## PROVIDED RECORDS
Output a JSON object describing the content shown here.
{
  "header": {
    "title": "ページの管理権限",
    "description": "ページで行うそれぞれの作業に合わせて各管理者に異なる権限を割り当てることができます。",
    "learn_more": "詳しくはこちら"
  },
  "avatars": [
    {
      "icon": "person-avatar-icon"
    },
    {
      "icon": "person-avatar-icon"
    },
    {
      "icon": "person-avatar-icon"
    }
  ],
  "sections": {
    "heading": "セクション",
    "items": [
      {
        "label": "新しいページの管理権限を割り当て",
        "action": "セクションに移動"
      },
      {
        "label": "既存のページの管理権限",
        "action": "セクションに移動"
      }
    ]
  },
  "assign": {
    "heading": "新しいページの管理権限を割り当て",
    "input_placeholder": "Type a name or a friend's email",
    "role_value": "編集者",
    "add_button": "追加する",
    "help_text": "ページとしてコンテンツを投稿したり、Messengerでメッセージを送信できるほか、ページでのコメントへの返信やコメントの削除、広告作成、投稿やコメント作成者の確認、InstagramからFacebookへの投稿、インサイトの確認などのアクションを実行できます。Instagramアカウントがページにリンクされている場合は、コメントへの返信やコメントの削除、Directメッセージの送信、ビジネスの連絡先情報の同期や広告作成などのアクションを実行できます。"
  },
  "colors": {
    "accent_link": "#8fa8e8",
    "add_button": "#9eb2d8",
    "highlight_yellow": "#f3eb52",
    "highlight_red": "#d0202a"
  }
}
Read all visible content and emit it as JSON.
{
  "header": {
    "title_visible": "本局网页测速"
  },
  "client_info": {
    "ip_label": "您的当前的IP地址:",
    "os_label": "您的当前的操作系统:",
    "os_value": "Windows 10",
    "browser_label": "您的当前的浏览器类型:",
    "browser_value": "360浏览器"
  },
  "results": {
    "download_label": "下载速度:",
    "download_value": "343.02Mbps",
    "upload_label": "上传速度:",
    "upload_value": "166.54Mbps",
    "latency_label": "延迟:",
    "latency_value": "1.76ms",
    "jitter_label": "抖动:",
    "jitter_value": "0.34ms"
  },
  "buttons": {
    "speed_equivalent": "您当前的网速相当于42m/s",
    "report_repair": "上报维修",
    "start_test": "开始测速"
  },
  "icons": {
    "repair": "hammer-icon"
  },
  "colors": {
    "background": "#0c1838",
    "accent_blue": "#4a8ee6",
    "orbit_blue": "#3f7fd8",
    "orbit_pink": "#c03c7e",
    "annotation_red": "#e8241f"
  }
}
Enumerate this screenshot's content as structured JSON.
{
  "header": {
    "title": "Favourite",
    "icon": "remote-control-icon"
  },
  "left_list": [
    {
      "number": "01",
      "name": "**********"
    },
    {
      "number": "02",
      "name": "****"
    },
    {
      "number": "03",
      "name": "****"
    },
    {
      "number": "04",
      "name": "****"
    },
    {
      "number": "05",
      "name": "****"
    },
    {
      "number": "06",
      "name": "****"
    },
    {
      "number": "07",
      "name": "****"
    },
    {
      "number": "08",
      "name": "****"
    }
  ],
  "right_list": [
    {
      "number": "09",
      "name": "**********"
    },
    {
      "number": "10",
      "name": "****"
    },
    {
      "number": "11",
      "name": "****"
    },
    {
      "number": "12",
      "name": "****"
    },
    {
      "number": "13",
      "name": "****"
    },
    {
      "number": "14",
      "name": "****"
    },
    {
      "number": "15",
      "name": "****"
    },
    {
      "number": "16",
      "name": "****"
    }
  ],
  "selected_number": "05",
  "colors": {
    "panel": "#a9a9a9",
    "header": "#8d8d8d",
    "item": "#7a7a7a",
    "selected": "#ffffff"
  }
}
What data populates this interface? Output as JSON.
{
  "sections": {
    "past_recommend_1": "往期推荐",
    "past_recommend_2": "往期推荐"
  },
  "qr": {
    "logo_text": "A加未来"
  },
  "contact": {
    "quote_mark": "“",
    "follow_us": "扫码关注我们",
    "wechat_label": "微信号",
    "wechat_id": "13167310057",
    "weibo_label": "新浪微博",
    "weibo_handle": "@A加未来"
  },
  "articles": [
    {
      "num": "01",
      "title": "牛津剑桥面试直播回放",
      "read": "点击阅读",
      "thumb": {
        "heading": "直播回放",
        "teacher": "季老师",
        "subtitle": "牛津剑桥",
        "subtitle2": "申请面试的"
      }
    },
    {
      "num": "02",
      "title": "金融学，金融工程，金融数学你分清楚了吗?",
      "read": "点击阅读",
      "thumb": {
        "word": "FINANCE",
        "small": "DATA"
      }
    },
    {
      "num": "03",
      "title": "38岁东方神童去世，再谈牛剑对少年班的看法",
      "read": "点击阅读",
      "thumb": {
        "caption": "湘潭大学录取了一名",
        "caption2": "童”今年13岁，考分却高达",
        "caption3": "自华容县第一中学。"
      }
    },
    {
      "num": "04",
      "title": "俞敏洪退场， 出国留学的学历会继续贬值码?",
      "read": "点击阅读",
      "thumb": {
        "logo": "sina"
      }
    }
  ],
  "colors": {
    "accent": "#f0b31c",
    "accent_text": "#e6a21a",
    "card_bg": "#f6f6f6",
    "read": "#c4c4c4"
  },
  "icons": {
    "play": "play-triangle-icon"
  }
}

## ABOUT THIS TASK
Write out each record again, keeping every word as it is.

## ANSWER TO THE PROBLEM
Output a JSON object describing the content shown here.
{
  "header": {
    "title": "ページの管理権限",
    "description": "ページで行うそれぞれの作業に合わせて各管理者に異なる権限を割り当てることができます。",
    "learn_more": "詳しくはこちら"
  },
  "avatars": [
    {
      "icon": "person-avatar-icon"
    },
    {
      "icon": "person-avatar-icon"
    },
    {
      "icon": "person-avatar-icon"
    }
  ],
  "sections": {
    "heading": "セクション",
    "items": [
      {
        "label": "新しいページの管理権限を割り当て",
        "action": "セクションに移動"
      },
      {
        "label": "既存のページの管理権限",
        "action": "セクションに移動"
      }
    ]
  },
  "assign": {
    "heading": "新しいページの管理権限を割り当て",
    "input_placeholder": "Type a name or a friend's email",
    "role_value": "編集者",
    "add_button": "追加する",
    "help_text": "ページとしてコンテンツを投稿したり、Messengerでメッセージを送信できるほか、ページでのコメントへの返信やコメントの削除、広告作成、投稿やコメント作成者の確認、InstagramからFacebookへの投稿、インサイトの確認などのアクションを実行できます。Instagramアカウントがページにリンクされている場合は、コメントへの返信やコメントの削除、Directメッセージの送信、ビジネスの連絡先情報の同期や広告作成などのアクションを実行できます。"
  },
  "colors": {
    "accent_link": "#8fa8e8",
    "add_button": "#9eb2d8",
    "highlight_yellow": "#f3eb52",
    "highlight_red": "#d0202a"
  }
}
Read all visible content and emit it as JSON.
{
  "header": {
    "title_visible": "本局网页测速"
  },
  "client_info": {
    "ip_label": "您的当前的IP地址:",
    "os_label": "您的当前的操作系统:",
    "os_value": "Windows 10",
    "browser_label": "您的当前的浏览器类型:",
    "browser_value": "360浏览器"
  },
  "results": {
    "download_label": "下载速度:",
    "download_value": "343.02Mbps",
    "upload_label": "上传速度:",
    "upload_value": "166.54Mbps",
    "latency_label": "延迟:",
    "latency_value": "1.76ms",
    "jitter_label": "抖动:",
    "jitter_value": "0.34ms"
  },
  "buttons": {
    "speed_equivalent": "您当前的网速相当于42m/s",
    "report_repair": "上报维修",
    "start_test": "开始测速"
  },
  "icons": {
    "repair": "hammer-icon"
  },
  "colors": {
    "background": "#0c1838",
    "accent_blue": "#4a8ee6",
    "orbit_blue": "#3f7fd8",
    "orbit_pink": "#c03c7e",
    "annotation_red": "#e8241f"
  }
}
Enumerate this screenshot's content as structured JSON.
{
  "header": {
    "title": "Favourite",
    "icon": "remote-control-icon"
  },
  "left_list": [
    {
      "number": "01",
      "name": "**********"
    },
    {
      "number": "02",
      "name": "****"
    },
    {
      "number": "03",
      "name": "****"
    },
    {
      "number": "04",
      "name": "****"
    },
    {
      "number": "05",
      "name": "****"
    },
    {
      "number": "06",
      "name": "****"
    },
    {
      "number": "07",
      "name": "****"
    },
    {
      "number": "08",
      "name": "****"
    }
  ],
  "right_list": [
    {
      "number": "09",
      "name": "**********"
    },
    {
      "number": "10",
      "name": "****"
    },
    {
      "number": "11",
      "name": "****"
    },
    {
      "number": "12",
      "name": "****"
    },
    {
      "number": "13",
      "name": "****"
    },
    {
      "number": "14",
      "name": "****"
    },
    {
      "number": "15",
      "name": "****"
    },
    {
      "number": "16",
      "name": "****"
    }
  ],
  "selected_number": "05",
  "colors": {
    "panel": "#a9a9a9",
    "header": "#8d8d8d",
    "item": "#7a7a7a",
    "selected": "#ffffff"
  }
}
What data populates this interface? Output as JSON.
{
  "sections": {
    "past_recommend_1": "往期推荐",
    "past_recommend_2": "往期推荐"
  },
  "qr": {
    "logo_text": "A加未来"
  },
  "contact": {
    "quote_mark": "“",
    "follow_us": "扫码关注我们",
    "wechat_label": "微信号",
    "wechat_id": "13167310057",
    "weibo_label": "新浪微博",
    "weibo_handle": "@A加未来"
  },
  "articles": [
    {
      "num": "01",
      "title": "牛津剑桥面试直播回放",
      "read": "点击阅读",
      "thumb": {
        "heading": "直播回放",
        "teacher": "季老师",
        "subtitle": "牛津剑桥",
        "subtitle2": "申请面试的"
      }
    },
    {
      "num": "02",
      "title": "金融学，金融工程，金融数学你分清楚了吗?",
      "read": "点击阅读",
      "thumb": {
        "word": "FINANCE",
        "small": "DATA"
      }
    },
    {
      "num": "03",
      "title": "38岁东方神童去世，再谈牛剑对少年班的看法",
      "read": "点击阅读",
      "thumb": {
        "caption": "湘潭大学录取了一名",
        "caption2": "童”今年13岁，考分却高达",
        "caption3": "自华容县第一中学。"
      }
    },
    {
      "num": "04",
      "title": "俞敏洪退场， 出国留学的学历会继续贬值码?",
      "read": "点击阅读",
      "thumb": {
        "logo": "sina"
      }
    }
  ],
  "colors": {
    "accent": "#f0b31c",
    "accent_text": "#e6a21a",
    "card_bg": "#f6f6f6",
    "read": "#c4c4c4"
  },
  "icons": {
    "play": "play-triangle-icon"
  }
}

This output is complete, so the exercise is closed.